I have a confession to make: Since November, I’ve been regularly submitting the few pieces of my writing that are polished enough to send into the world to lit mags. But rarely, so rarely, have I actually…read…lit mags.
It’s terrible. Around 75 percent of lit mag submission guidelines suggest that writers read the magazine to get an idea of what the editors like. This makes sense. But I haven’t done it.
I have no excuses, really. I like reading, I intend to support lit mags, and I want to find the best places for my writing.
So I’ve decided that in February, it’s time to actually read lit mags.
My challenge to myself is this: Every day in February, I will read a few pieces from a lit mag. Ideally, I’ll read a different lit mag each day so I can get a wide variety of literary tastes. I’ll keep track of which lit mags I read, and I’ll tweet about my favorite pieces.
Of course, I’ve already broken my own challenge. I didn’t read any lit mags on Feb. 3. But that’s okay; I don’t need to feel bad when I don’t perfectly keep the challenge—that isn’t the point.
The point is to be more intentional with my time. You see, when I’m working, sometimes I reach that point in editing when I need to see other words—literally anything—other than the words I’m supposed to be editing at the moment. That happens to me a lot, and while I’m trying to be more focused, I figure it won’t hurt to click to a poem or a flash fiction piece instead of mindlessly scrolling through Twitter or checking Submittable for a new “in-progress” for the tenth time that day.
The point is to discover authors whose work I like through reading their pieces in lit mags. There are so many talented writers out there; it would be silly of me to only read the writing that’s been published in books when there’s so much (free) reading material available online.
The point is to get a feel for a lit mag’s vibe before submitting to it. Not only does this save the editors’ time, as they don’t have to slog through my submission that clearly doesn’t fit their lit mag’s style, but it also saves my time, as I don’t have to waste time submitting and then anxiously awaiting a response to my piece that obviously isn’t a good fit.
The point is to read a wide variety of perspectives, forms, and styles.
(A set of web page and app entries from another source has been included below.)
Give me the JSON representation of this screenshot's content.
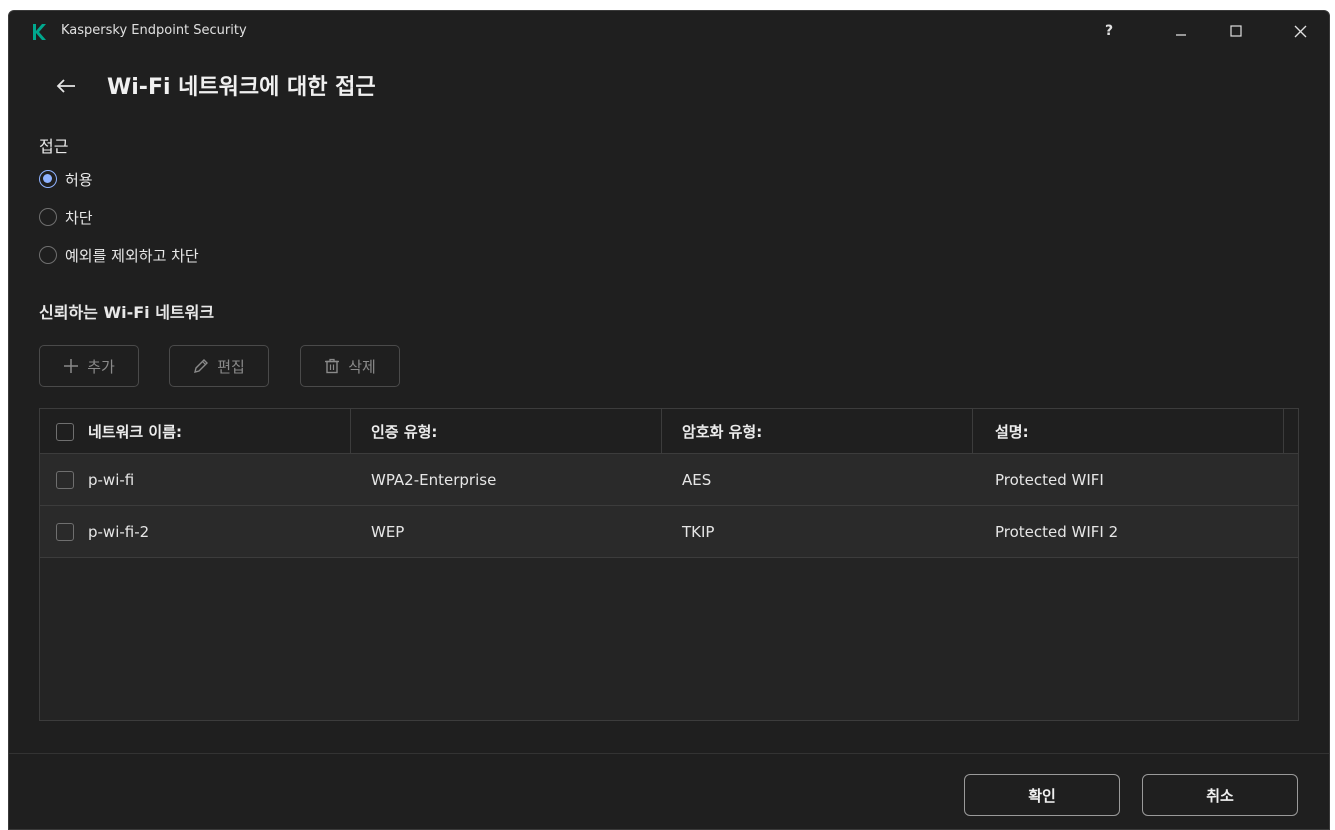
{
  "window": {
    "app_title": "Kaspersky Endpoint Security",
    "help_label": "?"
  },
  "page": {
    "title": "Wi-Fi 네트워크에 대한 접근"
  },
  "access": {
    "label": "접근",
    "options": [
      {
        "label": "허용",
        "selected": true
      },
      {
        "label": "차단",
        "selected": false
      },
      {
        "label": "예외를 제외하고 차단",
        "selected": false
      }
    ]
  },
  "trusted": {
    "label": "신뢰하는 Wi-Fi 네트워크"
  },
  "toolbar": {
    "add_label": "추가",
    "edit_label": "편집",
    "delete_label": "삭제"
  },
  "table": {
    "columns": [
      "네트워크 이름:",
      "인증 유형:",
      "암호화 유형:",
      "설명:"
    ],
    "rows": [
      {
        "name": "p-wi-fi",
        "auth": "WPA2-Enterprise",
        "encryption": "AES",
        "description": "Protected WIFI"
      },
      {
        "name": "p-wi-fi-2",
        "auth": "WEP",
        "encryption": "TKIP",
        "description": "Protected WIFI 2"
      }
    ]
  },
  "footer": {
    "ok_label": "확인",
    "cancel_label": "취소"
  },
  "colors": {
    "background": "#1f1f1f",
    "accent": "#8fb2ff",
    "brand": "#00a88e"
  }
}
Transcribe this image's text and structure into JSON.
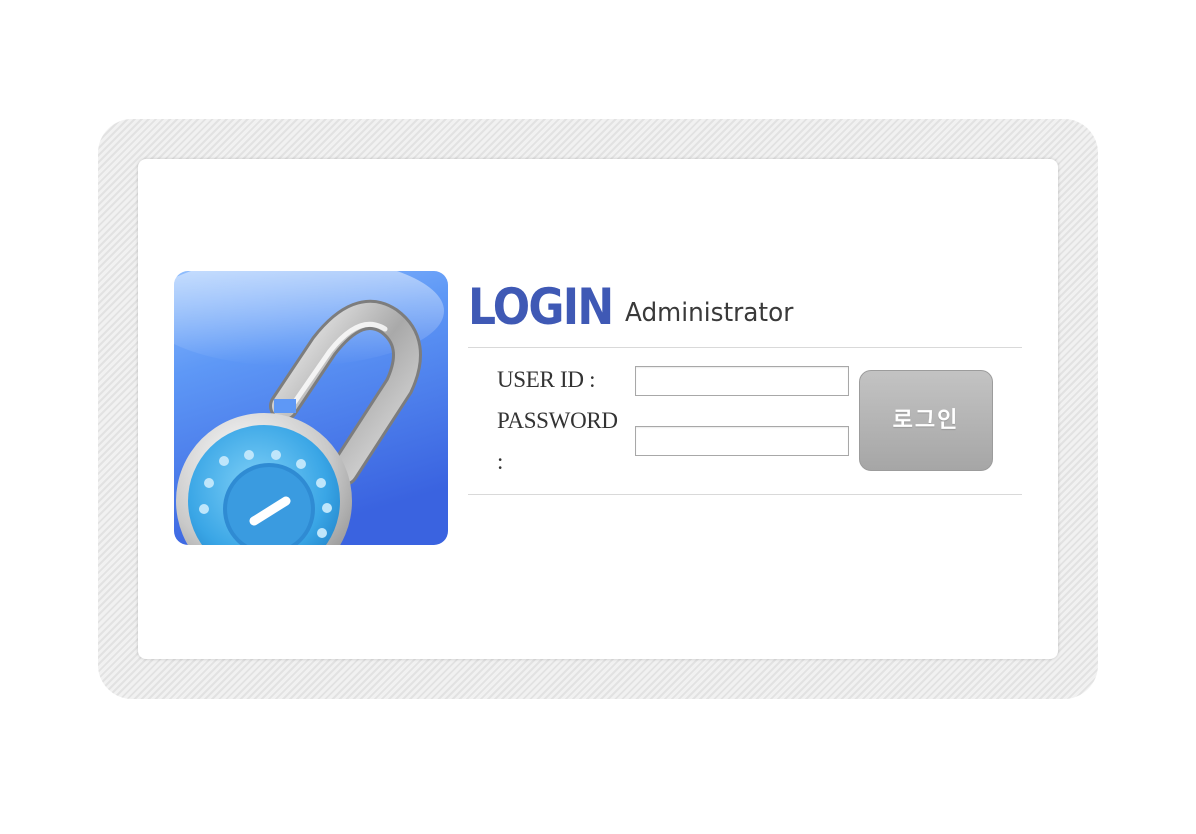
{
  "header": {
    "title": "LOGIN",
    "subtitle": "Administrator"
  },
  "form": {
    "user_id_label": "USER ID :",
    "password_label": "PASSWORD",
    "password_colon": ":",
    "user_id_value": "",
    "password_value": ""
  },
  "button": {
    "login_label": "로그인"
  },
  "icons": {
    "lock": "padlock-icon"
  },
  "colors": {
    "accent": "#3f59b5",
    "button": "#b3b3b3",
    "tile_blue": "#4d82f0"
  }
}
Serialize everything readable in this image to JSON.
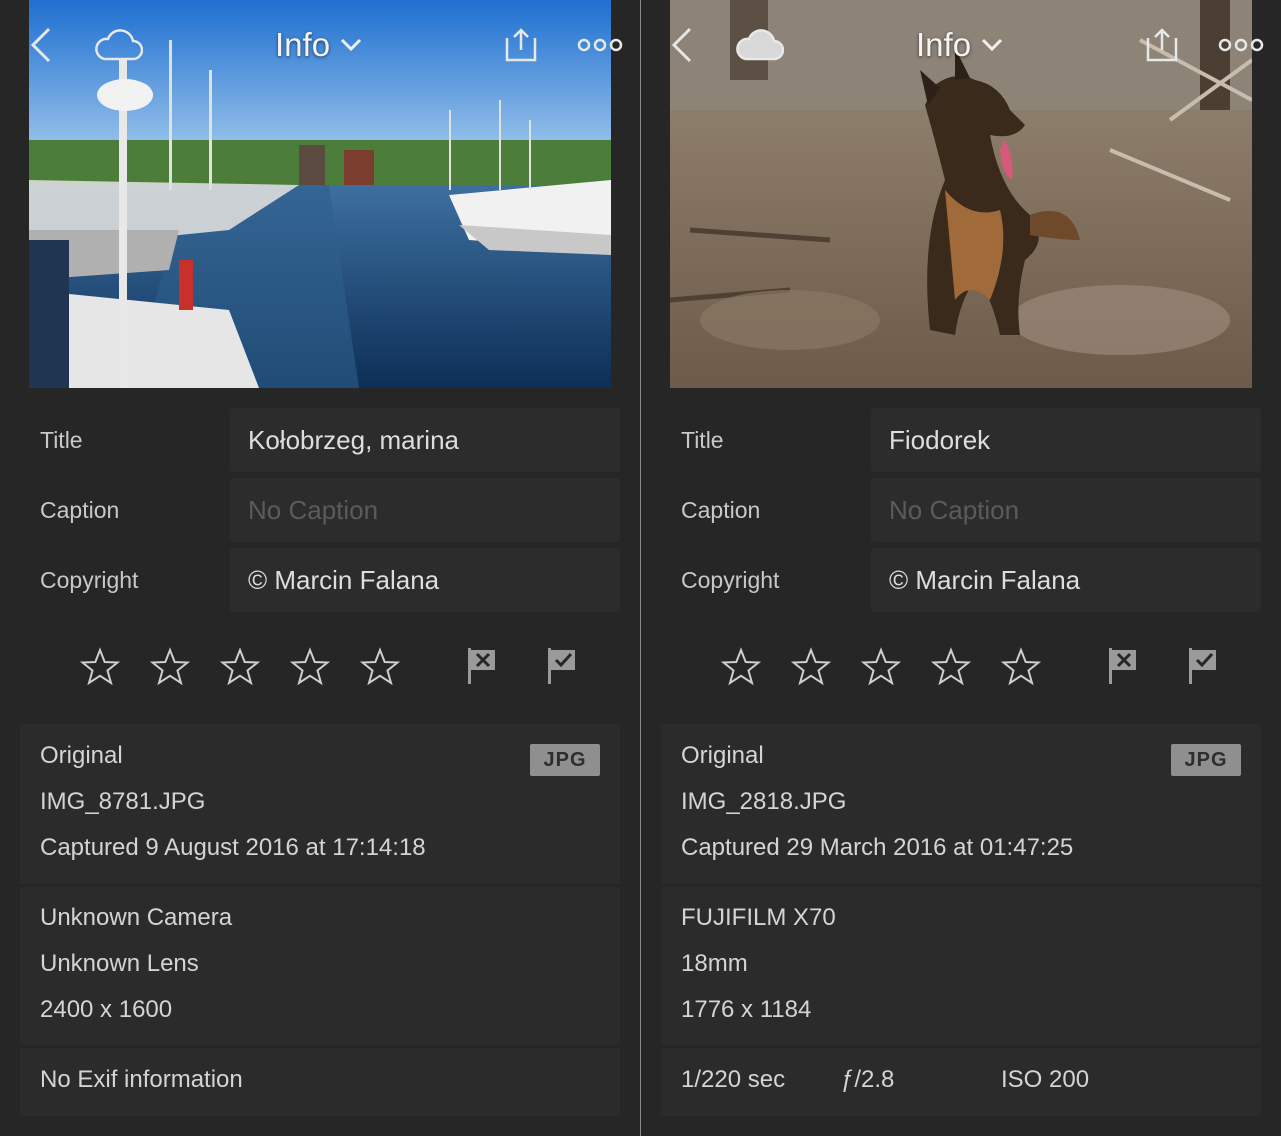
{
  "panels": [
    {
      "header": {
        "title": "Info",
        "icons": [
          "back-chevron-icon",
          "cloud-icon",
          "share-icon",
          "more-dots-icon"
        ]
      },
      "photo_subject": "marina",
      "fields": {
        "title_label": "Title",
        "title_value": "Kołobrzeg, marina",
        "caption_label": "Caption",
        "caption_placeholder": "No Caption",
        "copyright_label": "Copyright",
        "copyright_value": "© Marcin Falana"
      },
      "rating": {
        "stars": 0,
        "max": 5
      },
      "original": {
        "heading": "Original",
        "filename": "IMG_8781.JPG",
        "captured": "Captured 9 August 2016 at 17:14:18",
        "format_badge": "JPG"
      },
      "camera": {
        "camera": "Unknown Camera",
        "lens": "Unknown Lens",
        "dimensions": "2400 x 1600"
      },
      "exif": {
        "text": "No Exif information"
      }
    },
    {
      "header": {
        "title": "Info",
        "icons": [
          "back-chevron-icon",
          "cloud-icon",
          "share-icon",
          "more-dots-icon"
        ]
      },
      "photo_subject": "dog",
      "fields": {
        "title_label": "Title",
        "title_value": "Fiodorek",
        "caption_label": "Caption",
        "caption_placeholder": "No Caption",
        "copyright_label": "Copyright",
        "copyright_value": "© Marcin Falana"
      },
      "rating": {
        "stars": 0,
        "max": 5
      },
      "original": {
        "heading": "Original",
        "filename": "IMG_2818.JPG",
        "captured": "Captured 29 March 2016 at 01:47:25",
        "format_badge": "JPG"
      },
      "camera": {
        "camera": "FUJIFILM X70",
        "lens": "18mm",
        "dimensions": "1776 x 1184"
      },
      "exif": {
        "shutter": "1/220 sec",
        "aperture": "ƒ/2.8",
        "iso": "ISO 200"
      }
    }
  ],
  "colors": {
    "background": "#262626",
    "field_bg": "#2c2c2c",
    "card_bg": "#2b2b2b",
    "badge_bg": "#8f8f8f",
    "divider": "#8a8a8a"
  }
}
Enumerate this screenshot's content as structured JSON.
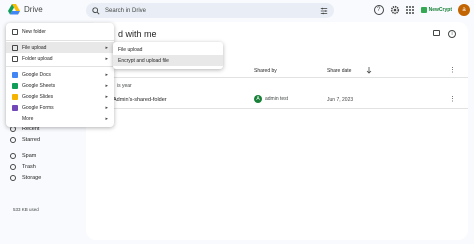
{
  "app": {
    "title": "Drive"
  },
  "search": {
    "placeholder": "Search in Drive"
  },
  "header": {
    "brand": "NewCrypt",
    "avatar_letter": "a"
  },
  "sidebar": {
    "items": [
      {
        "label": "Recent",
        "icon": "clock-icon"
      },
      {
        "label": "Starred",
        "icon": "star-icon"
      },
      {
        "label": "Spam",
        "icon": "spam-icon"
      },
      {
        "label": "Trash",
        "icon": "trash-icon"
      },
      {
        "label": "Storage",
        "icon": "cloud-icon"
      }
    ],
    "storage_used": "533 KB used"
  },
  "main": {
    "title": "d with me",
    "columns": {
      "shared_by": "Shared by",
      "share_date": "Share date"
    },
    "section": "is year",
    "rows": [
      {
        "name": "Admin's-shared-folder",
        "owner": "admin test",
        "owner_initial": "A",
        "date": "Jun 7, 2023"
      }
    ]
  },
  "new_menu": {
    "items": [
      {
        "label": "New folder",
        "icon": "folder-plus-icon",
        "submenu": false
      },
      {
        "label": "File upload",
        "icon": "file-upload-icon",
        "submenu": true,
        "highlighted": true
      },
      {
        "label": "Folder upload",
        "icon": "folder-upload-icon",
        "submenu": true
      },
      {
        "label": "Google Docs",
        "icon": "docs-icon",
        "color": "#4285f4",
        "submenu": true
      },
      {
        "label": "Google Sheets",
        "icon": "sheets-icon",
        "color": "#0f9d58",
        "submenu": true
      },
      {
        "label": "Google Slides",
        "icon": "slides-icon",
        "color": "#f4b400",
        "submenu": true
      },
      {
        "label": "Google Forms",
        "icon": "forms-icon",
        "color": "#7248b9",
        "submenu": true
      },
      {
        "label": "More",
        "icon": "",
        "submenu": true
      }
    ]
  },
  "upload_submenu": {
    "items": [
      {
        "label": "File upload"
      },
      {
        "label": "Encrypt and upload file",
        "highlighted": true
      }
    ]
  }
}
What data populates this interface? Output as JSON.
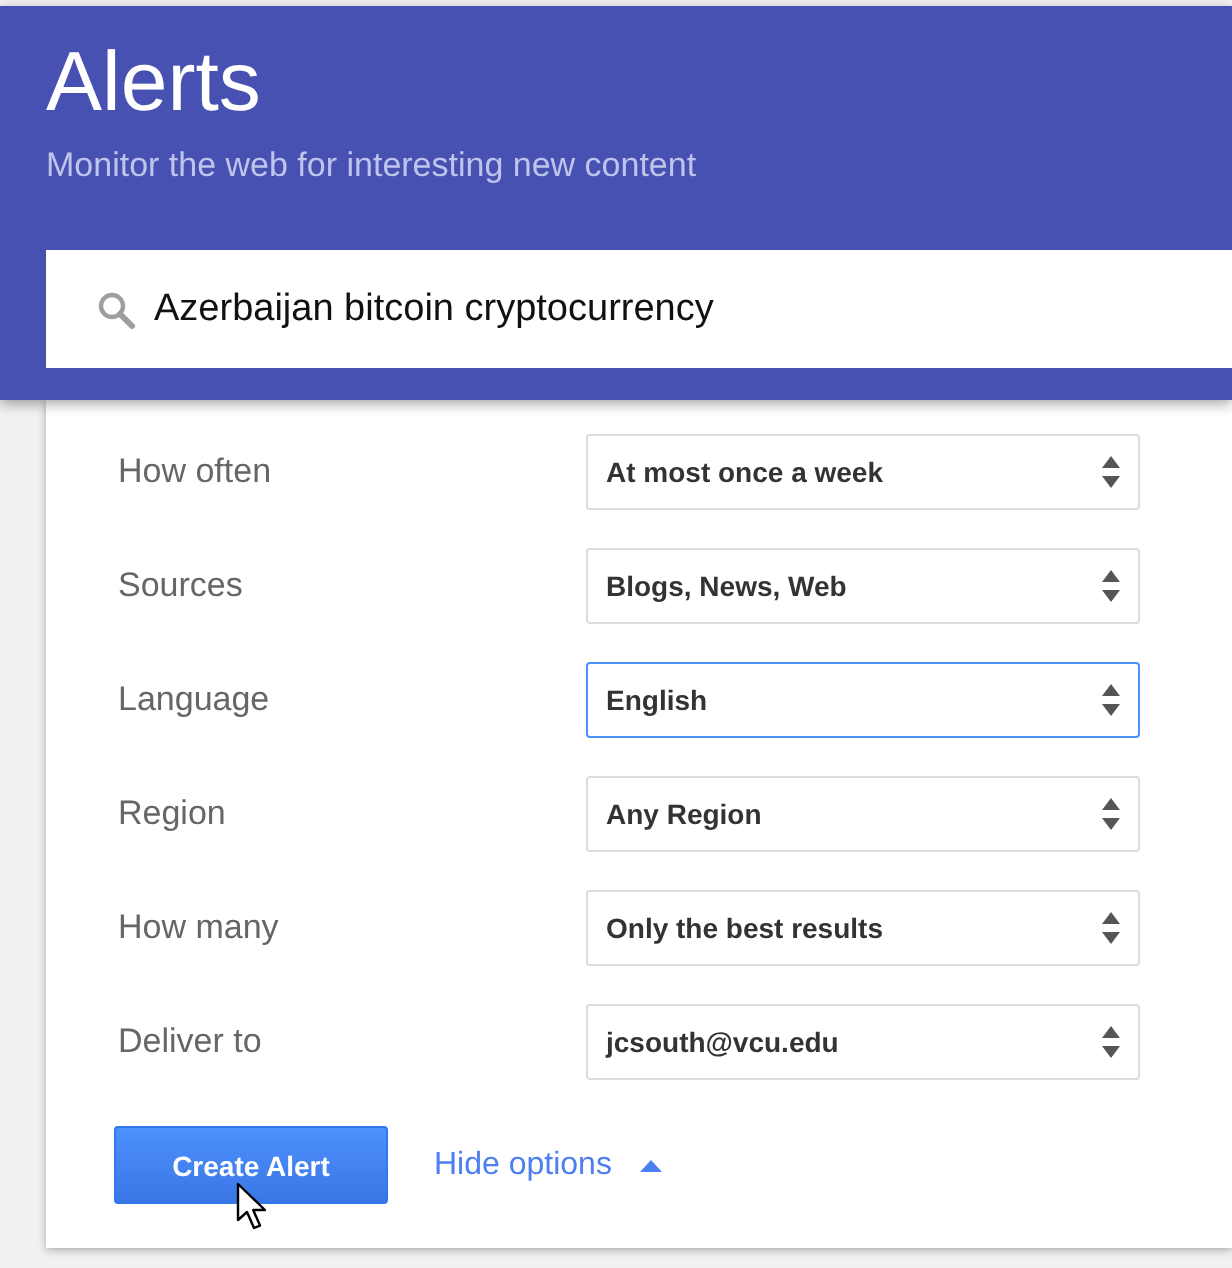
{
  "header": {
    "title": "Alerts",
    "subtitle": "Monitor the web for interesting new content"
  },
  "search": {
    "value": "Azerbaijan bitcoin cryptocurrency"
  },
  "options": [
    {
      "label": "How often",
      "value": "At most once a week",
      "focused": false
    },
    {
      "label": "Sources",
      "value": "Blogs, News, Web",
      "focused": false
    },
    {
      "label": "Language",
      "value": "English",
      "focused": true
    },
    {
      "label": "Region",
      "value": "Any Region",
      "focused": false
    },
    {
      "label": "How many",
      "value": "Only the best results",
      "focused": false
    },
    {
      "label": "Deliver to",
      "value": "jcsouth@vcu.edu",
      "focused": false
    }
  ],
  "create_button": {
    "label": "Create Alert",
    "pointer_over": true
  },
  "options_toggle": {
    "label": "Hide options",
    "expanded": true
  }
}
I’m still finding my voice and style as a writer, and I’m finding it varies a lot from piece to piece. Reading a range of writing will help me figure out what I like and what works and doesn’t work in other people’s writing. This will help me both in my own writing and in my editing, as I’ll have a more diverse idea of what good writing can look like.
And finally, the point is to support lit mags.